LONDON - European stocks rocks rose Monday on speculation about possible new investment in the banking sector even as U.S. markets remain closed on Presidents Day, a public holiday. Asian markets were mixed.
The U.K.'s benchmark FTSE 100 rose 2.75 percent to 5,946.6, while Germany's Dax Index gained 1.98 percent to 6,967.55. In France, the CAC 40 advanced 1.89 percent to 4,861.80.
"It seems to be a combination of factors," said Keith Bowman, a broker at Hargreaves Lansdown Stockbrokers Ltd. "There was press speculation over the weekend that banks reporting this week may raise their dividends and possibly sovereign investment funds will increase their investments."
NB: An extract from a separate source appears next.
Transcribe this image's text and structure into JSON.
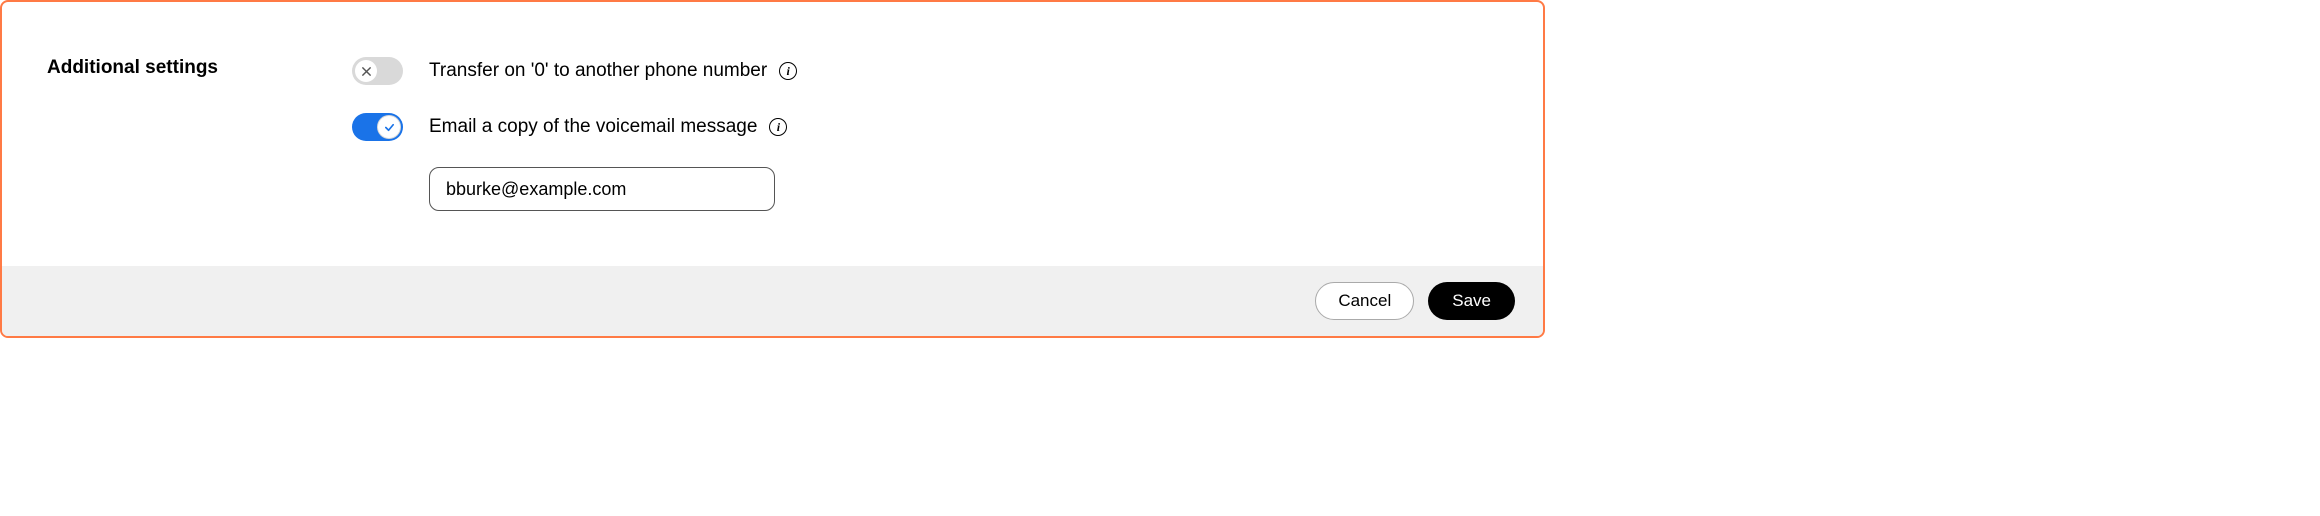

In Asia, Japanese stocks inched higher and Hong Kong shares sank amid concerns about further tightening measures in mainland China.
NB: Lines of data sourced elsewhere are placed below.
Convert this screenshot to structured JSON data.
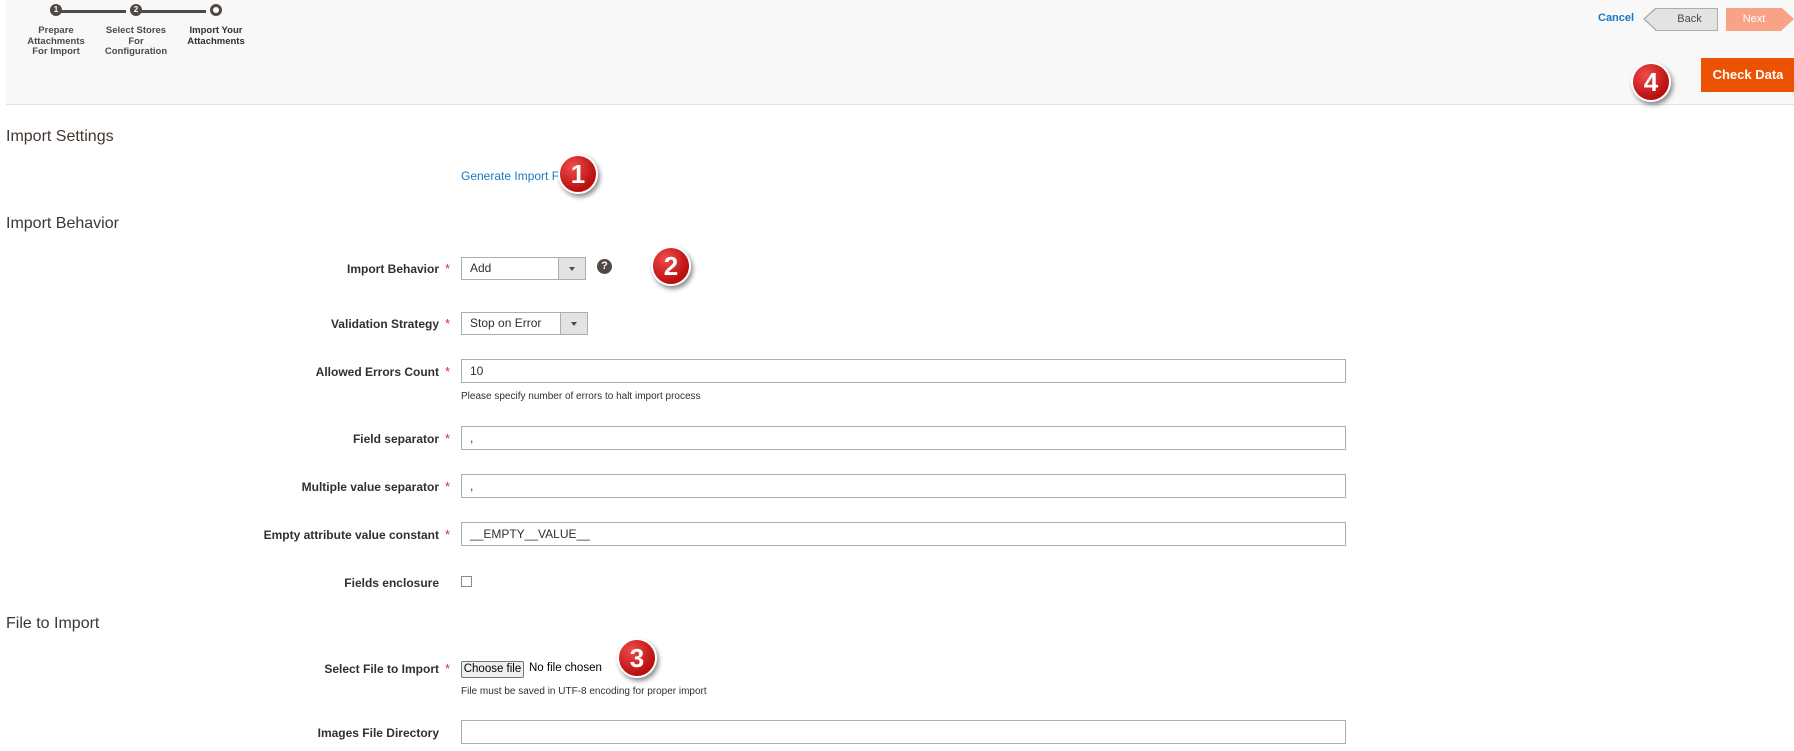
{
  "wizard": {
    "steps": [
      {
        "number": "1",
        "label_lines": [
          "Prepare",
          "Attachments",
          "For Import"
        ]
      },
      {
        "number": "2",
        "label_lines": [
          "Select Stores",
          "For",
          "Configuration"
        ]
      },
      {
        "number": "",
        "label_lines": [
          "Import Your",
          "Attachments"
        ]
      }
    ],
    "cancel_label": "Cancel",
    "back_label": "Back",
    "next_label": "Next",
    "check_data_label": "Check Data"
  },
  "badges": [
    "1",
    "2",
    "3",
    "4"
  ],
  "sections": {
    "import_settings": "Import Settings",
    "import_behavior": "Import Behavior",
    "file_to_import": "File to Import"
  },
  "generate_link": "Generate Import File",
  "form": {
    "import_behavior": {
      "label": "Import Behavior",
      "value": "Add"
    },
    "validation_strategy": {
      "label": "Validation Strategy",
      "value": "Stop on Error"
    },
    "allowed_errors": {
      "label": "Allowed Errors Count",
      "value": "10",
      "note": "Please specify number of errors to halt import process"
    },
    "field_separator": {
      "label": "Field separator",
      "value": ","
    },
    "multiple_value_separator": {
      "label": "Multiple value separator",
      "value": ","
    },
    "empty_attribute": {
      "label": "Empty attribute value constant",
      "value": "__EMPTY__VALUE__"
    },
    "fields_enclosure": {
      "label": "Fields enclosure"
    },
    "select_file": {
      "label": "Select File to Import",
      "button": "Choose file",
      "status": "No file chosen",
      "note": "File must be saved in UTF-8 encoding for proper import"
    },
    "images_dir": {
      "label": "Images File Directory",
      "value": ""
    }
  },
  "required_mark": "*",
  "help_glyph": "?",
  "colors": {
    "accent": "#eb5202",
    "link": "#1979c3",
    "required": "#e22626",
    "badge": "#c41a1a"
  }
}
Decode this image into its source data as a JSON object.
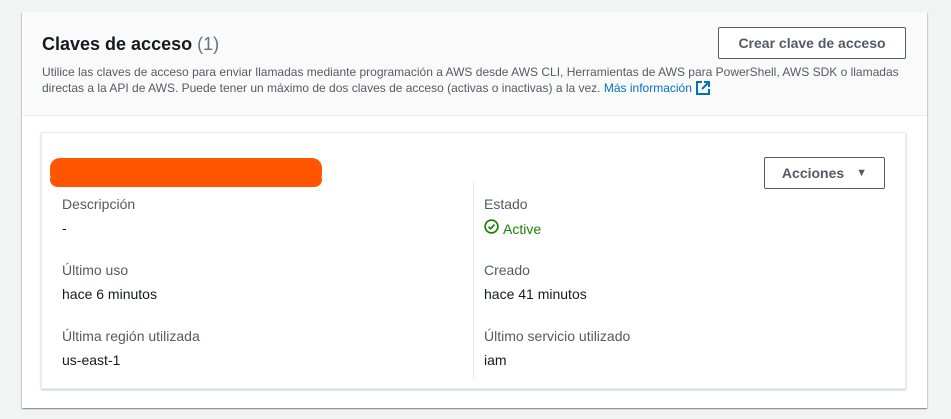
{
  "section": {
    "title": "Claves de acceso",
    "count": "(1)",
    "description": "Utilice las claves de acceso para enviar llamadas mediante programación a AWS desde AWS CLI, Herramientas de AWS para PowerShell, AWS SDK o llamadas directas a la API de AWS. Puede tener un máximo de dos claves de acceso (activas o inactivas) a la vez.",
    "more_info_link": "Más información",
    "create_button": "Crear clave de acceso"
  },
  "access_key": {
    "actions_button": "Acciones",
    "fields": {
      "description_label": "Descripción",
      "description_value": "-",
      "last_used_label": "Último uso",
      "last_used_value": "hace 6 minutos",
      "last_region_label": "Última región utilizada",
      "last_region_value": "us-east-1",
      "status_label": "Estado",
      "status_value": "Active",
      "created_label": "Creado",
      "created_value": "hace 41 minutos",
      "last_service_label": "Último servicio utilizado",
      "last_service_value": "iam"
    }
  },
  "colors": {
    "link": "#0073bb",
    "success": "#1d8102",
    "redaction": "#ff5500",
    "button_border": "#545b64"
  },
  "icons": {
    "external_link": "external-link-icon",
    "status": "check-circle-icon",
    "dropdown": "caret-down-icon"
  }
}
Australian shares also fell, led by Australia and New Zealand Banking Group after the lender said it expects earnings this fiscal year to be crimped by fallout from the global credit crunch.
But Chinese stocks jumped after the securities regulator granted approval of two new equity funds and the wealth management operations of nine mutual funds.
In Tokyo, the benchmark Nikkei 225 index rose 12.84 points, or 0.09 percent, to 13,635.40 as traders bought steel issues in the hope that rising demand in emerging markets will offset higher prices. Nippon Steel rose 3.2 percent and JFE Holdings added 6.3 percent.
Toshiba Corp. jumped 5.7 percent on reports it may withdraw from its struggling HD DVD business. Investors cheered the likely decision as lessening the potential for losses. Rival Sony, which supports Blu-ray disc technology, rose 1 percent.
Market observers say that it may take a while for the Nikkei to resume a stable upward trend even though current levels are higher than the January lows.
"What seems to be a recovery is merely a technical rebound," said Seiichiro Iwasawa, chief strategist at Nomura Securities. "Remember that the Nikkei has rebounded a few times since a huge dip in August last year, and this is like one of them."
Hong Kong's blue-chip Hang Seng Index dropped 1.61 percent to 23,759.25 points. It had gained 6.8 percent over the previous four sessions.
Analysts said traders were cautious due to continued concerns about the American economy. The Dow Jones industrial average slid 0.23 percent Friday.
"Most investors are taking a wait-and-see stance, given the sluggish trading volume," said Castor Pang, a strategist at Sun Hung Kai Financial.
The market expects the Federal Reserve to cut interest rates again at its next meeting in March. Hong Kong banks tend to follow U.S. interest rate cuts because the Hong Kong dollar is pegged to its U.S. counterpart.
Li Ka-shing's property flagship, Cheung Kong, fell 1 percent after gaining 8 percent in the past four sessions.
Investors were turning their focus to China, which was expected to release January consumer price data Tuesday. Analysts expect prices have risen 7 percent, which would be an 11-year high. They are worried that signs of surging inflation will trigger another round of tightening measures by Beijing.
But on the Chinese mainland, investors were enthused by a report Monday from the state-run China Securities Journal that nine domestic mutual fund companies have received regulatory approvals to begin wealth management operations.
"More money will mean prices of stocks will be pushed up, and some investors are buying ahead of the wave," said Huatai Securities analyst Zhou Lin.
The benchmark Shanghai Composite Index gained 1.58 percent to 4,568.15. China Daqin Railway rose 4.7 percent and Poly Real Estate Group gained 3.5 percent.